The industry is now scrambling to do some heavy-duty lobbying and propagandizing in hopes of passing the Healt h Freedom Act of 1993. Propaganda efforts have already begun. A group calling itself Citizens For Health (CFH), led by health food advocate Alexander Schauss (pretender to diet/juvenile delinquency expertise, and publicist-apologist for Jonathan Wright, MD, whose office was raided by FDA May 6, 1992) held a "black out day" in Las Vegas, Nevada in January. On that day, black paper was put on the labels of every product that CFH claimed would not be available if the big bad FDA had its way.
The point was to make supplement users believe that common vitamins, minerals, and other dietary supplements would no longer be available. This was a classic use of the Big Lie technique. CFH attempted to mislead people by not pointing out that in order for a product to be banned it would have to be guilty of unsubstantiated health claims or contain an excessive dosage. The health food-dietary supplement- herbal remedy industries apparently are incapable of telling the truth on NLEA issues. Apparently the pharmaceutical industry is also against dietary supplement labeling reforms (little wonder since a major portion of marketing abuses involving vitamin-mineral supplements are done by drug companies hawking major brands).
Another example of calculated deception by the health food industry is revealed in the language used in the "legislative strategy" mapped out by the National Nutritional Foods Association (NNFA). In Health Foods Business (12/92, p.12) they state "The NNFA is planning a Congressional Reception in May in an effort to build a positive image of the industry and position the industry as part of the mainstream food chain (emphases ours)."
On the same page HFB reported that Senator Hatch appeared at a meeting of the Utah Natural Products Alliance (composed of 6 Utah-based companies) and urged the industry to mobilize grass roots support by getting customers to write positive letters regarding the Health Freedom Act of 1993. An industry lobbyist advised that the number one priority of the industry should be "to restore credibility."

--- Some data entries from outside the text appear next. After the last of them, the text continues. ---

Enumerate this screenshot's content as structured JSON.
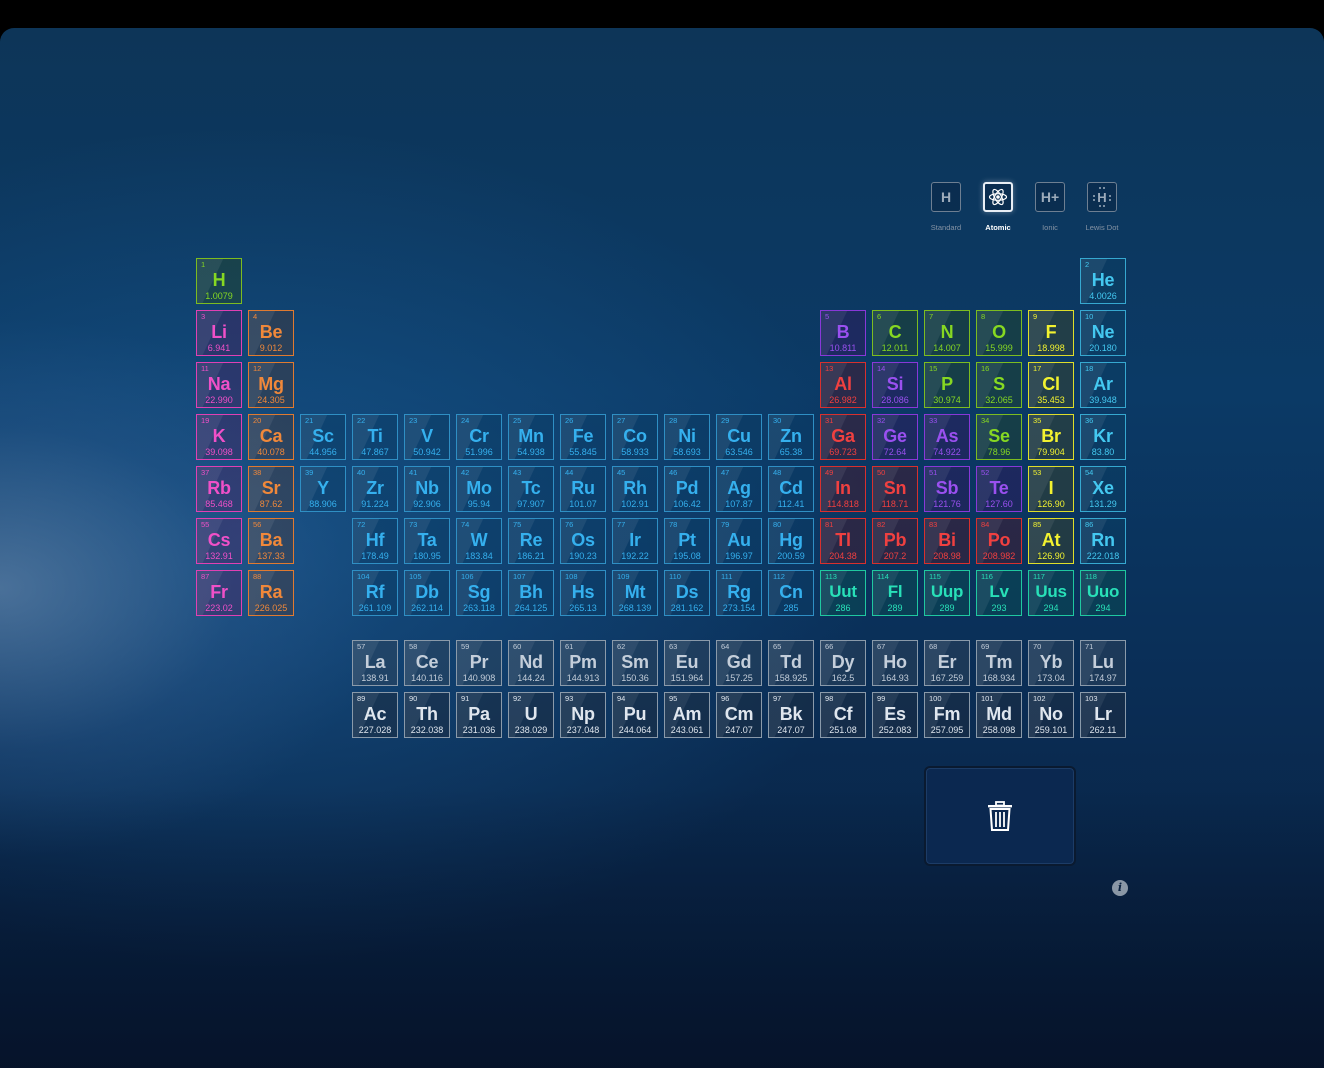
{
  "modes": [
    {
      "id": "standard",
      "label": "Standard",
      "icon": "H",
      "active": false
    },
    {
      "id": "atomic",
      "label": "Atomic",
      "icon": "atom",
      "active": true
    },
    {
      "id": "ionic",
      "label": "Ionic",
      "icon": "H+",
      "active": false
    },
    {
      "id": "lewis",
      "label": "Lewis Dot",
      "icon": "H",
      "active": false
    }
  ],
  "legend_colors": {
    "alkali": "#f050c8",
    "alkaline": "#f0883a",
    "trans": "#35b0ee",
    "post": "#f04040",
    "metalloid": "#9a50f0",
    "nonmetal": "#86d822",
    "halogen": "#f2f230",
    "noble": "#44c8f0",
    "unknown": "#28e0b8",
    "lanth": "#c4ceda",
    "actin": "#dfe6ee"
  },
  "elements": [
    {
      "n": "1",
      "s": "H",
      "m": "1.0079",
      "g": 1,
      "p": 1,
      "c": "nonmetal"
    },
    {
      "n": "2",
      "s": "He",
      "m": "4.0026",
      "g": 18,
      "p": 1,
      "c": "noble"
    },
    {
      "n": "3",
      "s": "Li",
      "m": "6.941",
      "g": 1,
      "p": 2,
      "c": "alkali"
    },
    {
      "n": "4",
      "s": "Be",
      "m": "9.012",
      "g": 2,
      "p": 2,
      "c": "alkaline"
    },
    {
      "n": "5",
      "s": "B",
      "m": "10.811",
      "g": 13,
      "p": 2,
      "c": "metalloid"
    },
    {
      "n": "6",
      "s": "C",
      "m": "12.011",
      "g": 14,
      "p": 2,
      "c": "nonmetal"
    },
    {
      "n": "7",
      "s": "N",
      "m": "14.007",
      "g": 15,
      "p": 2,
      "c": "nonmetal"
    },
    {
      "n": "8",
      "s": "O",
      "m": "15.999",
      "g": 16,
      "p": 2,
      "c": "nonmetal"
    },
    {
      "n": "9",
      "s": "F",
      "m": "18.998",
      "g": 17,
      "p": 2,
      "c": "halogen"
    },
    {
      "n": "10",
      "s": "Ne",
      "m": "20.180",
      "g": 18,
      "p": 2,
      "c": "noble"
    },
    {
      "n": "11",
      "s": "Na",
      "m": "22.990",
      "g": 1,
      "p": 3,
      "c": "alkali"
    },
    {
      "n": "12",
      "s": "Mg",
      "m": "24.305",
      "g": 2,
      "p": 3,
      "c": "alkaline"
    },
    {
      "n": "13",
      "s": "Al",
      "m": "26.982",
      "g": 13,
      "p": 3,
      "c": "post"
    },
    {
      "n": "14",
      "s": "Si",
      "m": "28.086",
      "g": 14,
      "p": 3,
      "c": "metalloid"
    },
    {
      "n": "15",
      "s": "P",
      "m": "30.974",
      "g": 15,
      "p": 3,
      "c": "nonmetal"
    },
    {
      "n": "16",
      "s": "S",
      "m": "32.065",
      "g": 16,
      "p": 3,
      "c": "nonmetal"
    },
    {
      "n": "17",
      "s": "Cl",
      "m": "35.453",
      "g": 17,
      "p": 3,
      "c": "halogen"
    },
    {
      "n": "18",
      "s": "Ar",
      "m": "39.948",
      "g": 18,
      "p": 3,
      "c": "noble"
    },
    {
      "n": "19",
      "s": "K",
      "m": "39.098",
      "g": 1,
      "p": 4,
      "c": "alkali"
    },
    {
      "n": "20",
      "s": "Ca",
      "m": "40.078",
      "g": 2,
      "p": 4,
      "c": "alkaline"
    },
    {
      "n": "21",
      "s": "Sc",
      "m": "44.956",
      "g": 3,
      "p": 4,
      "c": "trans"
    },
    {
      "n": "22",
      "s": "Ti",
      "m": "47.867",
      "g": 4,
      "p": 4,
      "c": "trans"
    },
    {
      "n": "23",
      "s": "V",
      "m": "50.942",
      "g": 5,
      "p": 4,
      "c": "trans"
    },
    {
      "n": "24",
      "s": "Cr",
      "m": "51.996",
      "g": 6,
      "p": 4,
      "c": "trans"
    },
    {
      "n": "25",
      "s": "Mn",
      "m": "54.938",
      "g": 7,
      "p": 4,
      "c": "trans"
    },
    {
      "n": "26",
      "s": "Fe",
      "m": "55.845",
      "g": 8,
      "p": 4,
      "c": "trans"
    },
    {
      "n": "27",
      "s": "Co",
      "m": "58.933",
      "g": 9,
      "p": 4,
      "c": "trans"
    },
    {
      "n": "28",
      "s": "Ni",
      "m": "58.693",
      "g": 10,
      "p": 4,
      "c": "trans"
    },
    {
      "n": "29",
      "s": "Cu",
      "m": "63.546",
      "g": 11,
      "p": 4,
      "c": "trans"
    },
    {
      "n": "30",
      "s": "Zn",
      "m": "65.38",
      "g": 12,
      "p": 4,
      "c": "trans"
    },
    {
      "n": "31",
      "s": "Ga",
      "m": "69.723",
      "g": 13,
      "p": 4,
      "c": "post"
    },
    {
      "n": "32",
      "s": "Ge",
      "m": "72.64",
      "g": 14,
      "p": 4,
      "c": "metalloid"
    },
    {
      "n": "33",
      "s": "As",
      "m": "74.922",
      "g": 15,
      "p": 4,
      "c": "metalloid"
    },
    {
      "n": "34",
      "s": "Se",
      "m": "78.96",
      "g": 16,
      "p": 4,
      "c": "nonmetal"
    },
    {
      "n": "35",
      "s": "Br",
      "m": "79.904",
      "g": 17,
      "p": 4,
      "c": "halogen"
    },
    {
      "n": "36",
      "s": "Kr",
      "m": "83.80",
      "g": 18,
      "p": 4,
      "c": "noble"
    },
    {
      "n": "37",
      "s": "Rb",
      "m": "85.468",
      "g": 1,
      "p": 5,
      "c": "alkali"
    },
    {
      "n": "38",
      "s": "Sr",
      "m": "87.62",
      "g": 2,
      "p": 5,
      "c": "alkaline"
    },
    {
      "n": "39",
      "s": "Y",
      "m": "88.906",
      "g": 3,
      "p": 5,
      "c": "trans"
    },
    {
      "n": "40",
      "s": "Zr",
      "m": "91.224",
      "g": 4,
      "p": 5,
      "c": "trans"
    },
    {
      "n": "41",
      "s": "Nb",
      "m": "92.906",
      "g": 5,
      "p": 5,
      "c": "trans"
    },
    {
      "n": "42",
      "s": "Mo",
      "m": "95.94",
      "g": 6,
      "p": 5,
      "c": "trans"
    },
    {
      "n": "43",
      "s": "Tc",
      "m": "97.907",
      "g": 7,
      "p": 5,
      "c": "trans"
    },
    {
      "n": "44",
      "s": "Ru",
      "m": "101.07",
      "g": 8,
      "p": 5,
      "c": "trans"
    },
    {
      "n": "45",
      "s": "Rh",
      "m": "102.91",
      "g": 9,
      "p": 5,
      "c": "trans"
    },
    {
      "n": "46",
      "s": "Pd",
      "m": "106.42",
      "g": 10,
      "p": 5,
      "c": "trans"
    },
    {
      "n": "47",
      "s": "Ag",
      "m": "107.87",
      "g": 11,
      "p": 5,
      "c": "trans"
    },
    {
      "n": "48",
      "s": "Cd",
      "m": "112.41",
      "g": 12,
      "p": 5,
      "c": "trans"
    },
    {
      "n": "49",
      "s": "In",
      "m": "114.818",
      "g": 13,
      "p": 5,
      "c": "post"
    },
    {
      "n": "50",
      "s": "Sn",
      "m": "118.71",
      "g": 14,
      "p": 5,
      "c": "post"
    },
    {
      "n": "51",
      "s": "Sb",
      "m": "121.76",
      "g": 15,
      "p": 5,
      "c": "metalloid"
    },
    {
      "n": "52",
      "s": "Te",
      "m": "127.60",
      "g": 16,
      "p": 5,
      "c": "metalloid"
    },
    {
      "n": "53",
      "s": "I",
      "m": "126.90",
      "g": 17,
      "p": 5,
      "c": "halogen"
    },
    {
      "n": "54",
      "s": "Xe",
      "m": "131.29",
      "g": 18,
      "p": 5,
      "c": "noble"
    },
    {
      "n": "55",
      "s": "Cs",
      "m": "132.91",
      "g": 1,
      "p": 6,
      "c": "alkali"
    },
    {
      "n": "56",
      "s": "Ba",
      "m": "137.33",
      "g": 2,
      "p": 6,
      "c": "alkaline"
    },
    {
      "n": "72",
      "s": "Hf",
      "m": "178.49",
      "g": 4,
      "p": 6,
      "c": "trans"
    },
    {
      "n": "73",
      "s": "Ta",
      "m": "180.95",
      "g": 5,
      "p": 6,
      "c": "trans"
    },
    {
      "n": "74",
      "s": "W",
      "m": "183.84",
      "g": 6,
      "p": 6,
      "c": "trans"
    },
    {
      "n": "75",
      "s": "Re",
      "m": "186.21",
      "g": 7,
      "p": 6,
      "c": "trans"
    },
    {
      "n": "76",
      "s": "Os",
      "m": "190.23",
      "g": 8,
      "p": 6,
      "c": "trans"
    },
    {
      "n": "77",
      "s": "Ir",
      "m": "192.22",
      "g": 9,
      "p": 6,
      "c": "trans"
    },
    {
      "n": "78",
      "s": "Pt",
      "m": "195.08",
      "g": 10,
      "p": 6,
      "c": "trans"
    },
    {
      "n": "79",
      "s": "Au",
      "m": "196.97",
      "g": 11,
      "p": 6,
      "c": "trans"
    },
    {
      "n": "80",
      "s": "Hg",
      "m": "200.59",
      "g": 12,
      "p": 6,
      "c": "trans"
    },
    {
      "n": "81",
      "s": "Tl",
      "m": "204.38",
      "g": 13,
      "p": 6,
      "c": "post"
    },
    {
      "n": "82",
      "s": "Pb",
      "m": "207.2",
      "g": 14,
      "p": 6,
      "c": "post"
    },
    {
      "n": "83",
      "s": "Bi",
      "m": "208.98",
      "g": 15,
      "p": 6,
      "c": "post"
    },
    {
      "n": "84",
      "s": "Po",
      "m": "208.982",
      "g": 16,
      "p": 6,
      "c": "post"
    },
    {
      "n": "85",
      "s": "At",
      "m": "126.90",
      "g": 17,
      "p": 6,
      "c": "halogen"
    },
    {
      "n": "86",
      "s": "Rn",
      "m": "222.018",
      "g": 18,
      "p": 6,
      "c": "noble"
    },
    {
      "n": "87",
      "s": "Fr",
      "m": "223.02",
      "g": 1,
      "p": 7,
      "c": "alkali"
    },
    {
      "n": "88",
      "s": "Ra",
      "m": "226.025",
      "g": 2,
      "p": 7,
      "c": "alkaline"
    },
    {
      "n": "104",
      "s": "Rf",
      "m": "261.109",
      "g": 4,
      "p": 7,
      "c": "trans"
    },
    {
      "n": "105",
      "s": "Db",
      "m": "262.114",
      "g": 5,
      "p": 7,
      "c": "trans"
    },
    {
      "n": "106",
      "s": "Sg",
      "m": "263.118",
      "g": 6,
      "p": 7,
      "c": "trans"
    },
    {
      "n": "107",
      "s": "Bh",
      "m": "264.125",
      "g": 7,
      "p": 7,
      "c": "trans"
    },
    {
      "n": "108",
      "s": "Hs",
      "m": "265.13",
      "g": 8,
      "p": 7,
      "c": "trans"
    },
    {
      "n": "109",
      "s": "Mt",
      "m": "268.139",
      "g": 9,
      "p": 7,
      "c": "trans"
    },
    {
      "n": "110",
      "s": "Ds",
      "m": "281.162",
      "g": 10,
      "p": 7,
      "c": "trans"
    },
    {
      "n": "111",
      "s": "Rg",
      "m": "273.154",
      "g": 11,
      "p": 7,
      "c": "trans"
    },
    {
      "n": "112",
      "s": "Cn",
      "m": "285",
      "g": 12,
      "p": 7,
      "c": "trans"
    },
    {
      "n": "113",
      "s": "Uut",
      "m": "286",
      "g": 13,
      "p": 7,
      "c": "unknown"
    },
    {
      "n": "114",
      "s": "Fl",
      "m": "289",
      "g": 14,
      "p": 7,
      "c": "unknown"
    },
    {
      "n": "115",
      "s": "Uup",
      "m": "289",
      "g": 15,
      "p": 7,
      "c": "unknown"
    },
    {
      "n": "116",
      "s": "Lv",
      "m": "293",
      "g": 16,
      "p": 7,
      "c": "unknown"
    },
    {
      "n": "117",
      "s": "Uus",
      "m": "294",
      "g": 17,
      "p": 7,
      "c": "unknown"
    },
    {
      "n": "118",
      "s": "Uuo",
      "m": "294",
      "g": 18,
      "p": 7,
      "c": "unknown"
    },
    {
      "n": "57",
      "s": "La",
      "m": "138.91",
      "g": 4,
      "p": 9,
      "c": "lanth"
    },
    {
      "n": "58",
      "s": "Ce",
      "m": "140.116",
      "g": 5,
      "p": 9,
      "c": "lanth"
    },
    {
      "n": "59",
      "s": "Pr",
      "m": "140.908",
      "g": 6,
      "p": 9,
      "c": "lanth"
    },
    {
      "n": "60",
      "s": "Nd",
      "m": "144.24",
      "g": 7,
      "p": 9,
      "c": "lanth"
    },
    {
      "n": "61",
      "s": "Pm",
      "m": "144.913",
      "g": 8,
      "p": 9,
      "c": "lanth"
    },
    {
      "n": "62",
      "s": "Sm",
      "m": "150.36",
      "g": 9,
      "p": 9,
      "c": "lanth"
    },
    {
      "n": "63",
      "s": "Eu",
      "m": "151.964",
      "g": 10,
      "p": 9,
      "c": "lanth"
    },
    {
      "n": "64",
      "s": "Gd",
      "m": "157.25",
      "g": 11,
      "p": 9,
      "c": "lanth"
    },
    {
      "n": "65",
      "s": "Td",
      "m": "158.925",
      "g": 12,
      "p": 9,
      "c": "lanth"
    },
    {
      "n": "66",
      "s": "Dy",
      "m": "162.5",
      "g": 13,
      "p": 9,
      "c": "lanth"
    },
    {
      "n": "67",
      "s": "Ho",
      "m": "164.93",
      "g": 14,
      "p": 9,
      "c": "lanth"
    },
    {
      "n": "68",
      "s": "Er",
      "m": "167.259",
      "g": 15,
      "p": 9,
      "c": "lanth"
    },
    {
      "n": "69",
      "s": "Tm",
      "m": "168.934",
      "g": 16,
      "p": 9,
      "c": "lanth"
    },
    {
      "n": "70",
      "s": "Yb",
      "m": "173.04",
      "g": 17,
      "p": 9,
      "c": "lanth"
    },
    {
      "n": "71",
      "s": "Lu",
      "m": "174.97",
      "g": 18,
      "p": 9,
      "c": "lanth"
    },
    {
      "n": "89",
      "s": "Ac",
      "m": "227.028",
      "g": 4,
      "p": 10,
      "c": "actin"
    },
    {
      "n": "90",
      "s": "Th",
      "m": "232.038",
      "g": 5,
      "p": 10,
      "c": "actin"
    },
    {
      "n": "91",
      "s": "Pa",
      "m": "231.036",
      "g": 6,
      "p": 10,
      "c": "actin"
    },
    {
      "n": "92",
      "s": "U",
      "m": "238.029",
      "g": 7,
      "p": 10,
      "c": "actin"
    },
    {
      "n": "93",
      "s": "Np",
      "m": "237.048",
      "g": 8,
      "p": 10,
      "c": "actin"
    },
    {
      "n": "94",
      "s": "Pu",
      "m": "244.064",
      "g": 9,
      "p": 10,
      "c": "actin"
    },
    {
      "n": "95",
      "s": "Am",
      "m": "243.061",
      "g": 10,
      "p": 10,
      "c": "actin"
    },
    {
      "n": "96",
      "s": "Cm",
      "m": "247.07",
      "g": 11,
      "p": 10,
      "c": "actin"
    },
    {
      "n": "97",
      "s": "Bk",
      "m": "247.07",
      "g": 12,
      "p": 10,
      "c": "actin"
    },
    {
      "n": "98",
      "s": "Cf",
      "m": "251.08",
      "g": 13,
      "p": 10,
      "c": "actin"
    },
    {
      "n": "99",
      "s": "Es",
      "m": "252.083",
      "g": 14,
      "p": 10,
      "c": "actin"
    },
    {
      "n": "100",
      "s": "Fm",
      "m": "257.095",
      "g": 15,
      "p": 10,
      "c": "actin"
    },
    {
      "n": "101",
      "s": "Md",
      "m": "258.098",
      "g": 16,
      "p": 10,
      "c": "actin"
    },
    {
      "n": "102",
      "s": "No",
      "m": "259.101",
      "g": 17,
      "p": 10,
      "c": "actin"
    },
    {
      "n": "103",
      "s": "Lr",
      "m": "262.11",
      "g": 18,
      "p": 10,
      "c": "actin"
    }
  ],
  "trash_icon": "trash-icon",
  "info_icon": "info-icon",
  "info_glyph": "i"
}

An industry group calling itself Nutrition Has A Mission (NHAM) has been formed to introduce a proactive bill to Congress, the "Nutrition Advisory Act of 1993" which would mandate that the FDA would have to consult with an advisory committee that would include representatives from the supplement and herbal industries before taking actions regarding those industries.
It seems clear that those who believe that all products which purport to have a direct impact upon preventing, curing, mitigating or alleviating a physical or mental disorder should be required to offer substantive evidence of safety and effectiveness. The requirements proposed by the FDA are reasonable and well- conceived. They merely do what the intent of the NLEA is, improve consumer health information on the nature and usefulness of the health products covered by the law. Only by distorting the trut h can the health foods industry garner support from the general public.
Our fear is that too many media writers will buy the industry's big lies without checking them out. Rest assured, the right wing political press will pump out its paranoid anti- government rhetoric. What about the new administration? Its too early to tell. Mr. Clinton signed a law in 1985 that required dietary supplements aimed at disease to meet drug standards. This has the supplement hucksters worried and the pressure to win over influential Democrats is underway. The right-wing politicos are making deals not to oppose certain legislation in exchange for favoritism for the supplement sellers.
NCAHF urges concerned citizens to make themselves heard on these important consumer issues. Don't let Senator Hatch and the health food industry thwart badly needed consumer protection reforms.